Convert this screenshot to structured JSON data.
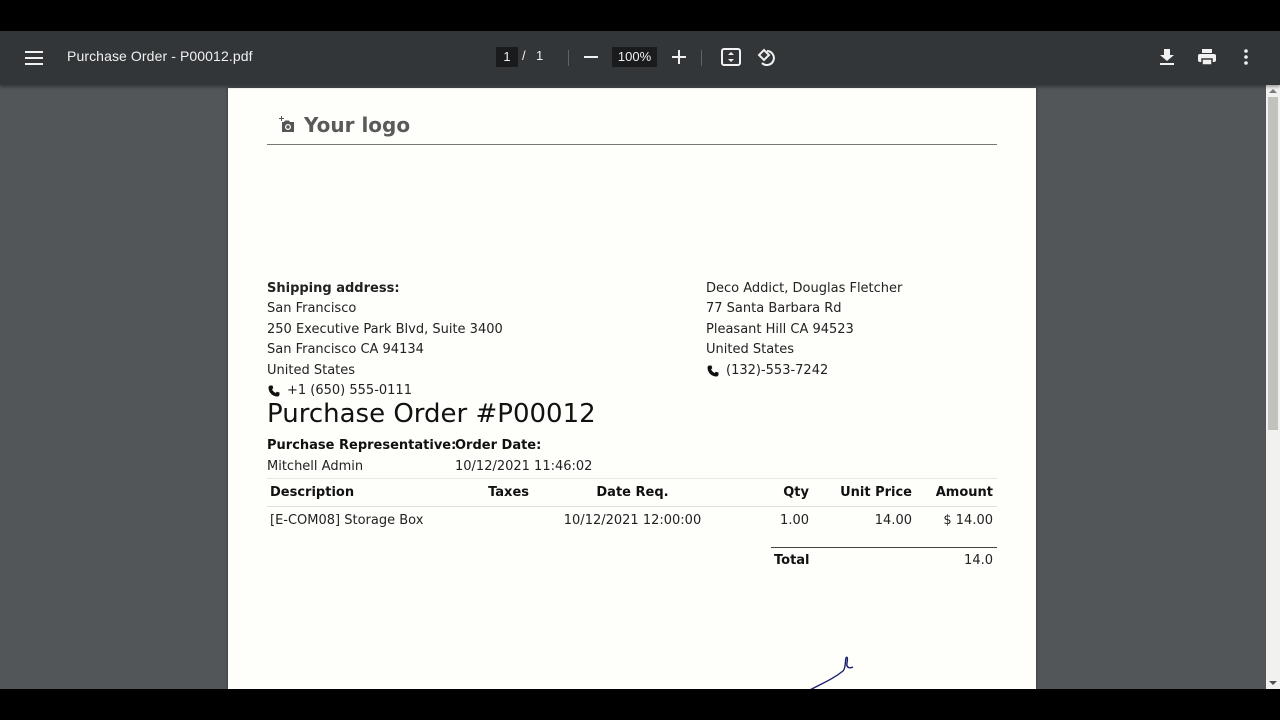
{
  "toolbar": {
    "title": "Purchase Order - P00012.pdf",
    "current_page": "1",
    "page_separator": "/",
    "total_pages": "1",
    "zoom_level": "100%",
    "icons": {
      "menu": "menu-icon",
      "zoom_out": "minus-icon",
      "zoom_in": "plus-icon",
      "fit": "fit-to-page-icon",
      "rotate": "rotate-icon",
      "download": "download-icon",
      "print": "print-icon",
      "more": "more-vert-icon"
    }
  },
  "document": {
    "logo_text": "Your logo",
    "shipping": {
      "label": "Shipping address:",
      "lines": [
        "San Francisco",
        "250 Executive Park Blvd, Suite 3400",
        "San Francisco CA 94134",
        "United States"
      ],
      "phone": "+1 (650) 555-0111"
    },
    "vendor": {
      "lines": [
        "Deco Addict, Douglas Fletcher",
        "77 Santa Barbara Rd",
        "Pleasant Hill CA 94523",
        "United States"
      ],
      "phone": "(132)-553-7242"
    },
    "title": "Purchase Order #P00012",
    "representative_label": "Purchase Representative:",
    "representative": "Mitchell Admin",
    "order_date_label": "Order Date:",
    "order_date": "10/12/2021 11:46:02",
    "table": {
      "headers": [
        "Description",
        "Taxes",
        "Date Req.",
        "Qty",
        "Unit Price",
        "Amount"
      ],
      "rows": [
        [
          "[E-COM08] Storage Box",
          "",
          "10/12/2021 12:00:00",
          "1.00",
          "14.00",
          "$ 14.00"
        ]
      ]
    },
    "total_label": "Total",
    "total_value": "14.0"
  },
  "colors": {
    "toolbar_bg": "#323639",
    "viewer_bg": "#525659",
    "page_bg": "#fefefb",
    "signature_ink": "#1a1f6b"
  }
}
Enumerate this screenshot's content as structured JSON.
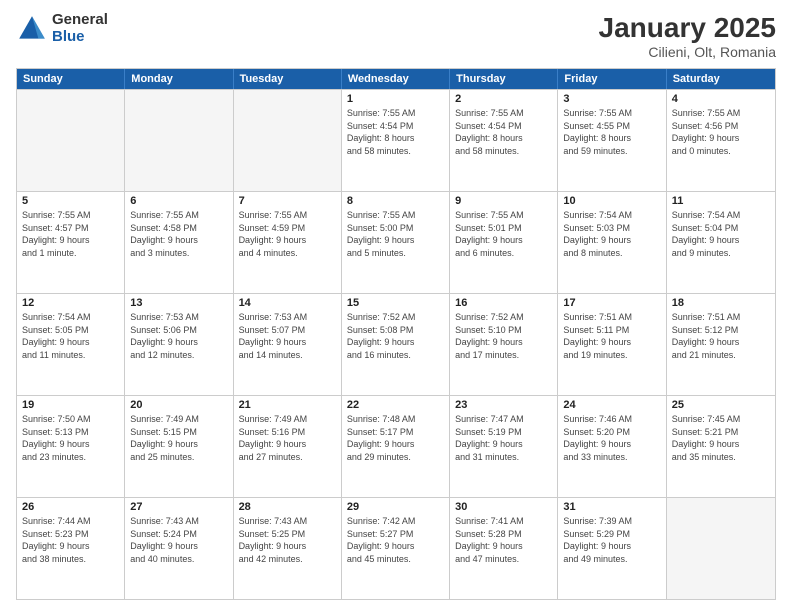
{
  "header": {
    "logo_general": "General",
    "logo_blue": "Blue",
    "month": "January 2025",
    "location": "Cilieni, Olt, Romania"
  },
  "weekdays": [
    "Sunday",
    "Monday",
    "Tuesday",
    "Wednesday",
    "Thursday",
    "Friday",
    "Saturday"
  ],
  "weeks": [
    [
      {
        "day": "",
        "info": ""
      },
      {
        "day": "",
        "info": ""
      },
      {
        "day": "",
        "info": ""
      },
      {
        "day": "1",
        "info": "Sunrise: 7:55 AM\nSunset: 4:54 PM\nDaylight: 8 hours\nand 58 minutes."
      },
      {
        "day": "2",
        "info": "Sunrise: 7:55 AM\nSunset: 4:54 PM\nDaylight: 8 hours\nand 58 minutes."
      },
      {
        "day": "3",
        "info": "Sunrise: 7:55 AM\nSunset: 4:55 PM\nDaylight: 8 hours\nand 59 minutes."
      },
      {
        "day": "4",
        "info": "Sunrise: 7:55 AM\nSunset: 4:56 PM\nDaylight: 9 hours\nand 0 minutes."
      }
    ],
    [
      {
        "day": "5",
        "info": "Sunrise: 7:55 AM\nSunset: 4:57 PM\nDaylight: 9 hours\nand 1 minute."
      },
      {
        "day": "6",
        "info": "Sunrise: 7:55 AM\nSunset: 4:58 PM\nDaylight: 9 hours\nand 3 minutes."
      },
      {
        "day": "7",
        "info": "Sunrise: 7:55 AM\nSunset: 4:59 PM\nDaylight: 9 hours\nand 4 minutes."
      },
      {
        "day": "8",
        "info": "Sunrise: 7:55 AM\nSunset: 5:00 PM\nDaylight: 9 hours\nand 5 minutes."
      },
      {
        "day": "9",
        "info": "Sunrise: 7:55 AM\nSunset: 5:01 PM\nDaylight: 9 hours\nand 6 minutes."
      },
      {
        "day": "10",
        "info": "Sunrise: 7:54 AM\nSunset: 5:03 PM\nDaylight: 9 hours\nand 8 minutes."
      },
      {
        "day": "11",
        "info": "Sunrise: 7:54 AM\nSunset: 5:04 PM\nDaylight: 9 hours\nand 9 minutes."
      }
    ],
    [
      {
        "day": "12",
        "info": "Sunrise: 7:54 AM\nSunset: 5:05 PM\nDaylight: 9 hours\nand 11 minutes."
      },
      {
        "day": "13",
        "info": "Sunrise: 7:53 AM\nSunset: 5:06 PM\nDaylight: 9 hours\nand 12 minutes."
      },
      {
        "day": "14",
        "info": "Sunrise: 7:53 AM\nSunset: 5:07 PM\nDaylight: 9 hours\nand 14 minutes."
      },
      {
        "day": "15",
        "info": "Sunrise: 7:52 AM\nSunset: 5:08 PM\nDaylight: 9 hours\nand 16 minutes."
      },
      {
        "day": "16",
        "info": "Sunrise: 7:52 AM\nSunset: 5:10 PM\nDaylight: 9 hours\nand 17 minutes."
      },
      {
        "day": "17",
        "info": "Sunrise: 7:51 AM\nSunset: 5:11 PM\nDaylight: 9 hours\nand 19 minutes."
      },
      {
        "day": "18",
        "info": "Sunrise: 7:51 AM\nSunset: 5:12 PM\nDaylight: 9 hours\nand 21 minutes."
      }
    ],
    [
      {
        "day": "19",
        "info": "Sunrise: 7:50 AM\nSunset: 5:13 PM\nDaylight: 9 hours\nand 23 minutes."
      },
      {
        "day": "20",
        "info": "Sunrise: 7:49 AM\nSunset: 5:15 PM\nDaylight: 9 hours\nand 25 minutes."
      },
      {
        "day": "21",
        "info": "Sunrise: 7:49 AM\nSunset: 5:16 PM\nDaylight: 9 hours\nand 27 minutes."
      },
      {
        "day": "22",
        "info": "Sunrise: 7:48 AM\nSunset: 5:17 PM\nDaylight: 9 hours\nand 29 minutes."
      },
      {
        "day": "23",
        "info": "Sunrise: 7:47 AM\nSunset: 5:19 PM\nDaylight: 9 hours\nand 31 minutes."
      },
      {
        "day": "24",
        "info": "Sunrise: 7:46 AM\nSunset: 5:20 PM\nDaylight: 9 hours\nand 33 minutes."
      },
      {
        "day": "25",
        "info": "Sunrise: 7:45 AM\nSunset: 5:21 PM\nDaylight: 9 hours\nand 35 minutes."
      }
    ],
    [
      {
        "day": "26",
        "info": "Sunrise: 7:44 AM\nSunset: 5:23 PM\nDaylight: 9 hours\nand 38 minutes."
      },
      {
        "day": "27",
        "info": "Sunrise: 7:43 AM\nSunset: 5:24 PM\nDaylight: 9 hours\nand 40 minutes."
      },
      {
        "day": "28",
        "info": "Sunrise: 7:43 AM\nSunset: 5:25 PM\nDaylight: 9 hours\nand 42 minutes."
      },
      {
        "day": "29",
        "info": "Sunrise: 7:42 AM\nSunset: 5:27 PM\nDaylight: 9 hours\nand 45 minutes."
      },
      {
        "day": "30",
        "info": "Sunrise: 7:41 AM\nSunset: 5:28 PM\nDaylight: 9 hours\nand 47 minutes."
      },
      {
        "day": "31",
        "info": "Sunrise: 7:39 AM\nSunset: 5:29 PM\nDaylight: 9 hours\nand 49 minutes."
      },
      {
        "day": "",
        "info": ""
      }
    ]
  ]
}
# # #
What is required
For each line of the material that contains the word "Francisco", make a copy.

Output of the exercise
        "San Francisco",
        "San Francisco CA 94134",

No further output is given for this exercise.